Ultimately, make sure that you’re buying something that reflects who you are—something that speaks to you, Ong adds. “Jewelry is not an inexpensive purchase and can last you a lifetime. It should be something that makes your heart skip a beat.”
Ong notes that gemologists these days no longer use the terms “precious” and “semiprecious” to describe gemstones, since there are now stones whose prices don’t correspond to those categories. Precious stones used to refer to the “big four”: sapphires, rubies, diamonds and emeralds. The rest fell under semiprecious.
Lab-grown diamonds have become acceptable, and preferred by others for ethical reasons versus natural, mined stones. Ong explains the difference between the two.
Lab-grown diamonds are a lot less expensive that natural ones, she says. “They do not have the same value as natural ones. They cannot be resold to any jeweler. However, they are environmentally sustainable. This is the most important factor that convinces more people to buy lab-grown diamonds. You will have peace of mind that your diamonds are not ‘blood diamonds’ and there was no child labor involved.”
Ong notes that still very few jewelers carry lab-grown diamonds and gems. “Some of them don’t believe that they are diamonds. Some people also think that it is wrong to buy them since it is against tradition and they are not naturally grown. We still don’t know how these will be valued or treated in the future. Development in technology may either increase or decrease their value.”
If you’re unsure of what you’re buying, it’s a must to bring the stone to a professional gemological laboratory, since traditional diamond testers can’t detect the difference, she says.
The gold standard for stone certification is one by the Gemological Institute of America (GIA), Ong adds. But how does one tell if a certification is authentic, since most sellers claim to have them?
“The best way to check if a stone certification is authentic is by going to GIA Report Check online,” Ong advises. “All GIA certificates have a Report Number. Input it in the GIA Report Check. The grading and very specific details of the stone will be sent you.”
Jewelry is quite personal, says Ong, that’s why people choose to buy pieces that speak to them. Some also still buy or have pieces made using their birthstones.
She also gets requests from clients to have their heirloom pieces reset or redesigned. She only advises them to keep in mind the reason they want it reset, because putting it back to its original design might not be achievable in the future. “There are jewelry techniques that were practiced before, but cannot be done now,” she says.
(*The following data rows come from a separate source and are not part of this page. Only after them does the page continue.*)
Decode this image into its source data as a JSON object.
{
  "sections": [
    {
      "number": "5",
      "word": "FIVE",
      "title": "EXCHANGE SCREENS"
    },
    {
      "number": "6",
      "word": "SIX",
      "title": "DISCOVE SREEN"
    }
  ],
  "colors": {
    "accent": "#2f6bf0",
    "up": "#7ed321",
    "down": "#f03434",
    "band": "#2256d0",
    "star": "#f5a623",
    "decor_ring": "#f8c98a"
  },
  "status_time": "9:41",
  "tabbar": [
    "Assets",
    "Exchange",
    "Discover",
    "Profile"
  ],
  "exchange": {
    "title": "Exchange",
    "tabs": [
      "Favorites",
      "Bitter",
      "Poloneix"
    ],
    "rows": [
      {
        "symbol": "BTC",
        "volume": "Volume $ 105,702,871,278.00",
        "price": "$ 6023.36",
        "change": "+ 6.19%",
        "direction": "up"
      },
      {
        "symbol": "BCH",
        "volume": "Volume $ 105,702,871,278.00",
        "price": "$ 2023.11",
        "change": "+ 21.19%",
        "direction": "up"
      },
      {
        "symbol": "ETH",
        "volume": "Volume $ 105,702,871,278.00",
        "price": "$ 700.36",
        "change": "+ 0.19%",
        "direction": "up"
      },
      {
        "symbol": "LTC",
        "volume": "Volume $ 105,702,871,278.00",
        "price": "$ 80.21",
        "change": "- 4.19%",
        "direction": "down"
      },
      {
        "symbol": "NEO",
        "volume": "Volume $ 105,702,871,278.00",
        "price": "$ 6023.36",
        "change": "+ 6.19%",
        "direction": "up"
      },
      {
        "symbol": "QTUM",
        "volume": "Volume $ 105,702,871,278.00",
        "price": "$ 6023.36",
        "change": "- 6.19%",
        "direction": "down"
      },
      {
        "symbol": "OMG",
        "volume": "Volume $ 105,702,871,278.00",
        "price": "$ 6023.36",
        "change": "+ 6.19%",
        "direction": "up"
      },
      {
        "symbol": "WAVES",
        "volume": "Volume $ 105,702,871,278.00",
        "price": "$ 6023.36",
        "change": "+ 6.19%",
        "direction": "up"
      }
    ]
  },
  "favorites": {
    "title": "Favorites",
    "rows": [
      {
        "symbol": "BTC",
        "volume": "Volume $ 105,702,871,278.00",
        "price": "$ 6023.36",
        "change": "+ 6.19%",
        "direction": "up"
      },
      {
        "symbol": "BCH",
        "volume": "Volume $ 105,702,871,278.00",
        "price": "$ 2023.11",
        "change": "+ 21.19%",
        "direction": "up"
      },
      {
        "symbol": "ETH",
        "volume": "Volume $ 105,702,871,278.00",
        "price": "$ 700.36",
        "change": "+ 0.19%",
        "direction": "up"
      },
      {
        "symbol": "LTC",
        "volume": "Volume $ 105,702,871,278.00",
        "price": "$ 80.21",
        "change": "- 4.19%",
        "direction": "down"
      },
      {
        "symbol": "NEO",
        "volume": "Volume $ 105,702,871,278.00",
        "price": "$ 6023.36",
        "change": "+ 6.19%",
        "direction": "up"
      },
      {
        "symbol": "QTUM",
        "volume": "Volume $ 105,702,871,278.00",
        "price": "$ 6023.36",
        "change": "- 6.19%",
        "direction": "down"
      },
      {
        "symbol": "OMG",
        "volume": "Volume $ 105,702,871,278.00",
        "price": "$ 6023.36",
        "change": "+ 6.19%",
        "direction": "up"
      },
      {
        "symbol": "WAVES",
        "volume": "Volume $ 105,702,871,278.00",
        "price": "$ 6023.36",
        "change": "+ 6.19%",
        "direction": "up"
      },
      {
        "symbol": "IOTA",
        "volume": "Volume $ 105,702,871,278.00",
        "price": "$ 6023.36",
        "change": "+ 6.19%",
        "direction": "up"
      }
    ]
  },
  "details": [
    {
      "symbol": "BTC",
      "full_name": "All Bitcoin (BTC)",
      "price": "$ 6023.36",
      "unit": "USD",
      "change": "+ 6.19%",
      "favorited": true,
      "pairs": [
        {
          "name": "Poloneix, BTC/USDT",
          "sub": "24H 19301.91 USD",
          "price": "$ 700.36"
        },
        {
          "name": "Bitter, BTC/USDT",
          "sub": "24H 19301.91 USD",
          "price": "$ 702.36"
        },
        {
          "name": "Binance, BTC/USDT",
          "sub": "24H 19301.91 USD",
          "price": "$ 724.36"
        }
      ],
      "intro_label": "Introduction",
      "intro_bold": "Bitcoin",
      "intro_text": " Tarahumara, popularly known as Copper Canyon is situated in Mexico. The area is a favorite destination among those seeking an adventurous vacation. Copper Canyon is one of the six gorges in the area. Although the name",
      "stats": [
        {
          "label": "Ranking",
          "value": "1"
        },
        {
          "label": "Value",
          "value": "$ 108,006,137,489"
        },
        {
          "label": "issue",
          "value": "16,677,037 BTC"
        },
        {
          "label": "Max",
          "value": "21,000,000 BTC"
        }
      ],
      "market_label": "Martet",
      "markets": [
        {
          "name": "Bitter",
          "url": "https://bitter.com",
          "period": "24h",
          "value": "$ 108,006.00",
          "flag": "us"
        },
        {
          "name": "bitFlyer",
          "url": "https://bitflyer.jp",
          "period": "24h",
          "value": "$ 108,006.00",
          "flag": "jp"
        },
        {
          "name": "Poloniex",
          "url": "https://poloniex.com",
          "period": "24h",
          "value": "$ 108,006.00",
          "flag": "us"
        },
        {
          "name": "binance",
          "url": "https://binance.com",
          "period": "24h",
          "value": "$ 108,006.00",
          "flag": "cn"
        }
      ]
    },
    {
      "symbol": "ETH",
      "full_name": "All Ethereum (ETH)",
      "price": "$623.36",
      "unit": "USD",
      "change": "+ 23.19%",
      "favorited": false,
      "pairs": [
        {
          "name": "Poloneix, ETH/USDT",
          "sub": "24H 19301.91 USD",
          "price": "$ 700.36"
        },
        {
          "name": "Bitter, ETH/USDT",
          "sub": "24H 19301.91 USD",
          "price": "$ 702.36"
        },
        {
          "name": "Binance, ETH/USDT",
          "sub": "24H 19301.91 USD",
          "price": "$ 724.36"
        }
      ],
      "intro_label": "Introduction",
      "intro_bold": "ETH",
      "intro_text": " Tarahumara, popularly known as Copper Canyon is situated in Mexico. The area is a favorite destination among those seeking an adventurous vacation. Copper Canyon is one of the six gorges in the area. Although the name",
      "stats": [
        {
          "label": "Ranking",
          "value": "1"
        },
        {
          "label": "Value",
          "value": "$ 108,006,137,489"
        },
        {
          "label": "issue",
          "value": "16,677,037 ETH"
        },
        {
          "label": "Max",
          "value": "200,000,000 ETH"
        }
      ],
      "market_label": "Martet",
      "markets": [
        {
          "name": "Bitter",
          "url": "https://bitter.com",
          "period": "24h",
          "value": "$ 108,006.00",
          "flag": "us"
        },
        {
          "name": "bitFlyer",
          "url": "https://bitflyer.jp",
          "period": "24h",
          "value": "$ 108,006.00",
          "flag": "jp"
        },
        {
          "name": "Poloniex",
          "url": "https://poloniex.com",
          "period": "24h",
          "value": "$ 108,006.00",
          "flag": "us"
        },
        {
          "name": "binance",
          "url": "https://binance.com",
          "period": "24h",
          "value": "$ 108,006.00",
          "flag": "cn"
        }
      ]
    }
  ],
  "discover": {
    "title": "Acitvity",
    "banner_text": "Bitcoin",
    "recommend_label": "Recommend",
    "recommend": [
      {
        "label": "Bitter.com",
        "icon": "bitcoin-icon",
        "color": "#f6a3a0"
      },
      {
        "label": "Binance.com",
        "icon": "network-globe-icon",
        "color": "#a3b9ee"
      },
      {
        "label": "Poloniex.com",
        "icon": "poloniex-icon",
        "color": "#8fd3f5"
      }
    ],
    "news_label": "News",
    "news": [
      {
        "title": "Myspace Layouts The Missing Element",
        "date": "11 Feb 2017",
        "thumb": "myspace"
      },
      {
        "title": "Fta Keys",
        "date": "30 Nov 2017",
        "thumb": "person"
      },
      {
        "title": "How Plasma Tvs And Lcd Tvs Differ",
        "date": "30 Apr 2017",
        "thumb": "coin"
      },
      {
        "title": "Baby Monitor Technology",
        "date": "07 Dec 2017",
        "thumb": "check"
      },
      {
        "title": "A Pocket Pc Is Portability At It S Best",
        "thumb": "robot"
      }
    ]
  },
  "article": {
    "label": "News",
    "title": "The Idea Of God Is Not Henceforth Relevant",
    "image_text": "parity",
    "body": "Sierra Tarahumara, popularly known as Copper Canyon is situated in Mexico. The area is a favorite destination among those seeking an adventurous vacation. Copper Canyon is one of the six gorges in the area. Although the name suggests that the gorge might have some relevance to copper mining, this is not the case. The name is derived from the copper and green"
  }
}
Her final advice: “Don’t be afraid to try new styles. There are no fixed rules. It is only you who knows best—which jewelry speaks to you. Enjoy, evolve and have fun!”